But there are two fundamental facts about this crisis which the West consistently ignores. One is that Iran is, like it or not, a major regional power whose desire to play a role in the Middle East, Iraq, oil politics and Muslim affairs has been constantly thwarted by Washington (and London), who supported Saddam Hussein in his war with Iran and then tried to cut out Iran from any role in occupied Iraq.
Of course there's a flow of goods and people across the Iran-Iraq border and of course there are elements in Iran, religious and otherwise, trying to extend influence amongst Shia groups in Iraq. It would be surprising if there wasn't. But it is very easy to overestimate the real authority of the Indo-European Iranians over the Arabs and to underestimate their desire to take a constructive part in post-war Iraq.
The second point arises from the first. As a regional power constantly confronted by the US and singled out by Israel as its most dangerous enemy, Iran is bound to think about nuclear weaponry. It would be grossly irresponsible of its leadership not to. If Bush or Blair were president of Iran they'd be doing the same thing as Tehran - building up the possibility of a nuclear deterrent on the sly.
It's after all what India, Pakistan, Israel and now North Korea have all done (Nehru did it whilst keeping it secret from his own cabinet) and all have benefited from it. So why not Iran? All the opinion polls suggest that, whatever their feelings about the regime, an overwhelming majority of its population feels the country ought to have nuclear weapons. Most Iranian also feel - a sense never to be underestimated in Middle East politics - that it is pure hypocrisy on the part of the West to allow Israel to have nuclear weaponry and now to say that Iran shouldn't.

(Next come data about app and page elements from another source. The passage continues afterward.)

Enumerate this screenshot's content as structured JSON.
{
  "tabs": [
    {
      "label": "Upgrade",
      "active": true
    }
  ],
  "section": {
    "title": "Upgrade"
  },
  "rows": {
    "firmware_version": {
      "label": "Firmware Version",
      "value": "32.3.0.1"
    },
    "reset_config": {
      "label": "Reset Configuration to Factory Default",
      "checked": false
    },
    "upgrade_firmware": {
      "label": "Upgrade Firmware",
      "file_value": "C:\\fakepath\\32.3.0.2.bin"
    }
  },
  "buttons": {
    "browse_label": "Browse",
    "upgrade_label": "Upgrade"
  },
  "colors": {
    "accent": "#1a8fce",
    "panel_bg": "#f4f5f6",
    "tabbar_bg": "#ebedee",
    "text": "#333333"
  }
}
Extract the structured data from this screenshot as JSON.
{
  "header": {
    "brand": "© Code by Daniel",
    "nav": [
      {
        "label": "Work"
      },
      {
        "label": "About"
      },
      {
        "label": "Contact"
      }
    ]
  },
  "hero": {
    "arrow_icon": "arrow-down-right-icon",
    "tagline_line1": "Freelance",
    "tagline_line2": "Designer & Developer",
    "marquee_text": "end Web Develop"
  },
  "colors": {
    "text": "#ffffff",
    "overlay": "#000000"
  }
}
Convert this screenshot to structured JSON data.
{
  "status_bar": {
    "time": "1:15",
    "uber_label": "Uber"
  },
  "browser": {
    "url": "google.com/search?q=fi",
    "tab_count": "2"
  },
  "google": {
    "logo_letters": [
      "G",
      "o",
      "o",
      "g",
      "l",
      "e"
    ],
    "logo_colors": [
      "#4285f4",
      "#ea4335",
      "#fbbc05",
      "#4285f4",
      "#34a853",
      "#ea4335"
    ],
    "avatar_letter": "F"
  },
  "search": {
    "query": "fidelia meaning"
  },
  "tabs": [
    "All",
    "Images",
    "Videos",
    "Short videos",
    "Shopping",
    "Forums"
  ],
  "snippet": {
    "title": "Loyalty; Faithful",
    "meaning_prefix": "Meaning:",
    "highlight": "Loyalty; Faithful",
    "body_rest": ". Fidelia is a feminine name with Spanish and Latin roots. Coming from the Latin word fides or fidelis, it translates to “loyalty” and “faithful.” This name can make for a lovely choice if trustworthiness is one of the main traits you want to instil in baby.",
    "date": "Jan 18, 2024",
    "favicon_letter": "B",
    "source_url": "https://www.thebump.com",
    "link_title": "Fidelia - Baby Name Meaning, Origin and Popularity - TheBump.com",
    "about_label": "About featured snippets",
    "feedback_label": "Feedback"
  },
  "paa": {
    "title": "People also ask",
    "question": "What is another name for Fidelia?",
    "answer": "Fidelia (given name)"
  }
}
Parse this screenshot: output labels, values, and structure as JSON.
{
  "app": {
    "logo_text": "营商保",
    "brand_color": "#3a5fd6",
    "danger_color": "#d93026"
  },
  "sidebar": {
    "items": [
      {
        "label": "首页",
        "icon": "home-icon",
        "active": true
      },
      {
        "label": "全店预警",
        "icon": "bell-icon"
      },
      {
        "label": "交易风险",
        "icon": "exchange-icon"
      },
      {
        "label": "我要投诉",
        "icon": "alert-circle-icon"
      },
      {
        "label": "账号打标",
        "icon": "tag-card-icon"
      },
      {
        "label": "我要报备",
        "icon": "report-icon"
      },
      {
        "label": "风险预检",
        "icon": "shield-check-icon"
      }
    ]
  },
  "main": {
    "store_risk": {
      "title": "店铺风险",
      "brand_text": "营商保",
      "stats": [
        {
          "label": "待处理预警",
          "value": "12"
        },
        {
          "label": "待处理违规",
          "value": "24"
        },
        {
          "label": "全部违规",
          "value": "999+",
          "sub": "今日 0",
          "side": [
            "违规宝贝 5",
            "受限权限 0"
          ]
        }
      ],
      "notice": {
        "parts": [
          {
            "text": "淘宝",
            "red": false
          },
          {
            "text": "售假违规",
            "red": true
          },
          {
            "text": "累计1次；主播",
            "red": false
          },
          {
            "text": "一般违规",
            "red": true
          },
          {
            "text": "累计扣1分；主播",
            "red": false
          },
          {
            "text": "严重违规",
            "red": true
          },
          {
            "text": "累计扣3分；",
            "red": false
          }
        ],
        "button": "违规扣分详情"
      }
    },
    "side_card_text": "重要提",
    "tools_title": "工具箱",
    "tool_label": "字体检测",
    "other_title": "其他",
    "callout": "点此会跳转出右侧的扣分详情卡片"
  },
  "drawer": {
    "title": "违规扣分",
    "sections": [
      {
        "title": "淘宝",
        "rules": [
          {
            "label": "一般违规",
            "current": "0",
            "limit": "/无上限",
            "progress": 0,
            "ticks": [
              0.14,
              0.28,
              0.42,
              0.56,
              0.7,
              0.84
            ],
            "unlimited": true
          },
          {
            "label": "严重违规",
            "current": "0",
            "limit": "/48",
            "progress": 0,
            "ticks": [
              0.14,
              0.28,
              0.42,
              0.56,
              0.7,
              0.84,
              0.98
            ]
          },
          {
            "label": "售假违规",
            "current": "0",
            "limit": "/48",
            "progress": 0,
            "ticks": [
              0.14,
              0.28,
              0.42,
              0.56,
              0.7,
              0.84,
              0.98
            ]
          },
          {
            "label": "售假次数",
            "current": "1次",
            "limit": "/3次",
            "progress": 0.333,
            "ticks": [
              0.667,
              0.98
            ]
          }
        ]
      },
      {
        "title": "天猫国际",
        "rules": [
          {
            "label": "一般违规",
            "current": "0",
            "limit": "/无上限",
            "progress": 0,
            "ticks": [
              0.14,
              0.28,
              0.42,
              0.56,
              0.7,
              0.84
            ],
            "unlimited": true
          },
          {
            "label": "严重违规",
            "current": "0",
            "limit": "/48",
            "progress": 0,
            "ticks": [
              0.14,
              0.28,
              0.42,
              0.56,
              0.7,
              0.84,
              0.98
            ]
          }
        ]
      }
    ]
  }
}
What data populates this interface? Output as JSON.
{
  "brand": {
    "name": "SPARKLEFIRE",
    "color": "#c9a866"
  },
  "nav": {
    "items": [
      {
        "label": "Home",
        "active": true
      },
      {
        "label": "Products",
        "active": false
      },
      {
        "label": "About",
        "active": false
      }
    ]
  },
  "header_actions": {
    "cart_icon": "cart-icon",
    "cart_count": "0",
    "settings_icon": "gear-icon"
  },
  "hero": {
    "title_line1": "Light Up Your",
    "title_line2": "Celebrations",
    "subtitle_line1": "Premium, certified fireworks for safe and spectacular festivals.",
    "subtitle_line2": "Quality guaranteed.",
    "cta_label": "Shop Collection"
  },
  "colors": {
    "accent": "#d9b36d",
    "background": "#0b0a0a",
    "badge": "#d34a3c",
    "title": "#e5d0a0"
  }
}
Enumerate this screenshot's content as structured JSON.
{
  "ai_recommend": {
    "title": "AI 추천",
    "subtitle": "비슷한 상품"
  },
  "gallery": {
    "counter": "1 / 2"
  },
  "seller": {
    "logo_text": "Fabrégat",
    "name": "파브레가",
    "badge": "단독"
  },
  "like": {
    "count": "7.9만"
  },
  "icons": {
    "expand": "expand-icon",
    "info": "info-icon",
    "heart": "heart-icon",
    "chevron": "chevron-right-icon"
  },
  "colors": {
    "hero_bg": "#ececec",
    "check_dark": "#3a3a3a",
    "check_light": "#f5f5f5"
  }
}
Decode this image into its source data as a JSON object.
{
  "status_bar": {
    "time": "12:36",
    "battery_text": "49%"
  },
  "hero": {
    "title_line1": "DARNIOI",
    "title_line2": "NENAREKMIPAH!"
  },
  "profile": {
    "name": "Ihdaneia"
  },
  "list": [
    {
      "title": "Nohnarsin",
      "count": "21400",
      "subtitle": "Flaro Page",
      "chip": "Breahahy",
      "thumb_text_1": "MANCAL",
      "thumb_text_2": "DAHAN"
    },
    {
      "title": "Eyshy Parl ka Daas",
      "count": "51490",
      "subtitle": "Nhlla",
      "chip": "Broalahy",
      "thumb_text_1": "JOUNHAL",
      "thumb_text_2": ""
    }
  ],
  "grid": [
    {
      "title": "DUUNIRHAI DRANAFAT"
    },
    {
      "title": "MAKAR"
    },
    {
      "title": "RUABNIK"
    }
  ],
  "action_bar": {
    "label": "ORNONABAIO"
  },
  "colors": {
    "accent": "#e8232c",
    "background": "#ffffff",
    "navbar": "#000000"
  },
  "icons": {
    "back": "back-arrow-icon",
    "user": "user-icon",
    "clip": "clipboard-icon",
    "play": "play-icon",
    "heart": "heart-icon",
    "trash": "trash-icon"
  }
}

The question, of course, is whether Iran has the weapons and, if not, how do you stop them getting them. It would be extremely foolish to believe all its protestations of innocence. But then it would also be quite wrong to condemn Tehran, as many are, solely on the grounds of pursuing uranium enrichment. As a signatory of the nuclear non-proliferation treaty (NPT), there is nothing to stop Iran from enriching uranium so long as it is for peaceful purposes. This may be a fault of the treaty but in asking the Iranians to cease the activity and to allow unusually stringent inspections, the West is asking them to do something it has required of no other signatory.
What then do we offer in return? The Europeans can, and have, offered special trade arrangements and provision of nuclear fuel. But it is a new relationship with the US that Iran would really like and so far cannot have. So we are back to square one. Washington would love to force confrontation, and with it regime change, but has been too sorely burned in Iraq to contemplate direct military action for the moment. The Europeans would like to bring Iran into the fold but cannot offer enough without the Americans and are fearful of being taken for a ride. Iran would like a place on the Middle East high table but is too proud, and too suspicious, to abandon its radicalism and its independence to get it.
Given time there will be change in Iran. The pressure from below is too great. The sadness of the present on-off confrontation is that, by arousing Iranian nationalist feelings and keeping Iran from a constructive role in the region, Washington is merely delaying the moment of change from within.Reuse content